**TRY IT:** The reply must consist of the entire listing, reproduced exactly.

**SUPPLIED DATA:**
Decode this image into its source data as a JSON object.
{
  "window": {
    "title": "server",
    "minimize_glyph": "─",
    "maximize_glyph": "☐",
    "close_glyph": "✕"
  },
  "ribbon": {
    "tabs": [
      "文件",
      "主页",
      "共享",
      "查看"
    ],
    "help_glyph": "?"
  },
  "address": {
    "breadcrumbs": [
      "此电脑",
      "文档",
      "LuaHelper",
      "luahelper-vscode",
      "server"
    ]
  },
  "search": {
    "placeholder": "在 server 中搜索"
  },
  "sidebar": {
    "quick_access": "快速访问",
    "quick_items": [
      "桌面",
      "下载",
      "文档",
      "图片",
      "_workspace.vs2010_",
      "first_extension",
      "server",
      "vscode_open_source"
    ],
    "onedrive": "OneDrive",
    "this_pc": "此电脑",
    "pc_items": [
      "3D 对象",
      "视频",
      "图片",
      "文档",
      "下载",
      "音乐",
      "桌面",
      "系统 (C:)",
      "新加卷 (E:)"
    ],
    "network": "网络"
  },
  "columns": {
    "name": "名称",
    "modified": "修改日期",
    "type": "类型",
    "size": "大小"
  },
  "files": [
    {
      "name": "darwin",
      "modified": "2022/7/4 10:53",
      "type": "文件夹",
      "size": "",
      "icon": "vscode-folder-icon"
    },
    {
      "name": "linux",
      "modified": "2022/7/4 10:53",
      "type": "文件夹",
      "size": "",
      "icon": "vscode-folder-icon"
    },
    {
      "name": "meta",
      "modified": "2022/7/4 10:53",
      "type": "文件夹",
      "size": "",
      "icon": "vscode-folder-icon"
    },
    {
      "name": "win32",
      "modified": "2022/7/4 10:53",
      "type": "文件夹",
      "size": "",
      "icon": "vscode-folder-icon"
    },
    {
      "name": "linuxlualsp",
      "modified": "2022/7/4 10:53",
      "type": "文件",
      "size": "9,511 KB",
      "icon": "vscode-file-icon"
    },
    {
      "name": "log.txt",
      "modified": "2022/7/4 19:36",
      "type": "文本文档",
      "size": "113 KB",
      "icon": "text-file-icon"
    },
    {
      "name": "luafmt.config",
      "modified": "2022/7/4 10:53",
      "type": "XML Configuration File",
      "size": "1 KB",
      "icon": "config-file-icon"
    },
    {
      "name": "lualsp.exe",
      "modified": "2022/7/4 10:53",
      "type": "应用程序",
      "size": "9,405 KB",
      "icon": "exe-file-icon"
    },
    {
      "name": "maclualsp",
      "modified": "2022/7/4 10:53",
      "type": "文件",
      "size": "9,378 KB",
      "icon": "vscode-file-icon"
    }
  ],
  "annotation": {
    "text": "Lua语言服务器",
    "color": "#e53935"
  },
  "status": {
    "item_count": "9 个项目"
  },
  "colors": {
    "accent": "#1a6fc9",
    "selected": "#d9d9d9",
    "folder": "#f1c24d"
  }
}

**EXERCISE OUTPUT:**
Decode this image into its source data as a JSON object.
{
  "window": {
    "title": "server",
    "minimize_glyph": "─",
    "maximize_glyph": "☐",
    "close_glyph": "✕"
  },
  "ribbon": {
    "tabs": [
      "文件",
      "主页",
      "共享",
      "查看"
    ],
    "help_glyph": "?"
  },
  "address": {
    "breadcrumbs": [
      "此电脑",
      "文档",
      "LuaHelper",
      "luahelper-vscode",
      "server"
    ]
  },
  "search": {
    "placeholder": "在 server 中搜索"
  },
  "sidebar": {
    "quick_access": "快速访问",
    "quick_items": [
      "桌面",
      "下载",
      "文档",
      "图片",
      "_workspace.vs2010_",
      "first_extension",
      "server",
      "vscode_open_source"
    ],
    "onedrive": "OneDrive",
    "this_pc": "此电脑",
    "pc_items": [
      "3D 对象",
      "视频",
      "图片",
      "文档",
      "下载",
      "音乐",
      "桌面",
      "系统 (C:)",
      "新加卷 (E:)"
    ],
    "network": "网络"
  },
  "columns": {
    "name": "名称",
    "modified": "修改日期",
    "type": "类型",
    "size": "大小"
  },
  "files": [
    {
      "name": "darwin",
      "modified": "2022/7/4 10:53",
      "type": "文件夹",
      "size": "",
      "icon": "vscode-folder-icon"
    },
    {
      "name": "linux",
      "modified": "2022/7/4 10:53",
      "type": "文件夹",
      "size": "",
      "icon": "vscode-folder-icon"
    },
    {
      "name": "meta",
      "modified": "2022/7/4 10:53",
      "type": "文件夹",
      "size": "",
      "icon": "vscode-folder-icon"
    },
    {
      "name": "win32",
      "modified": "2022/7/4 10:53",
      "type": "文件夹",
      "size": "",
      "icon": "vscode-folder-icon"
    },
    {
      "name": "linuxlualsp",
      "modified": "2022/7/4 10:53",
      "type": "文件",
      "size": "9,511 KB",
      "icon": "vscode-file-icon"
    },
    {
      "name": "log.txt",
      "modified": "2022/7/4 19:36",
      "type": "文本文档",
      "size": "113 KB",
      "icon": "text-file-icon"
    },
    {
      "name": "luafmt.config",
      "modified": "2022/7/4 10:53",
      "type": "XML Configuration File",
      "size": "1 KB",
      "icon": "config-file-icon"
    },
    {
      "name": "lualsp.exe",
      "modified": "2022/7/4 10:53",
      "type": "应用程序",
      "size": "9,405 KB",
      "icon": "exe-file-icon"
    },
    {
      "name": "maclualsp",
      "modified": "2022/7/4 10:53",
      "type": "文件",
      "size": "9,378 KB",
      "icon": "vscode-file-icon"
    }
  ],
  "annotation": {
    "text": "Lua语言服务器",
    "color": "#e53935"
  },
  "status": {
    "item_count": "9 个项目"
  },
  "colors": {
    "accent": "#1a6fc9",
    "selected": "#d9d9d9",
    "folder": "#f1c24d"
  }
}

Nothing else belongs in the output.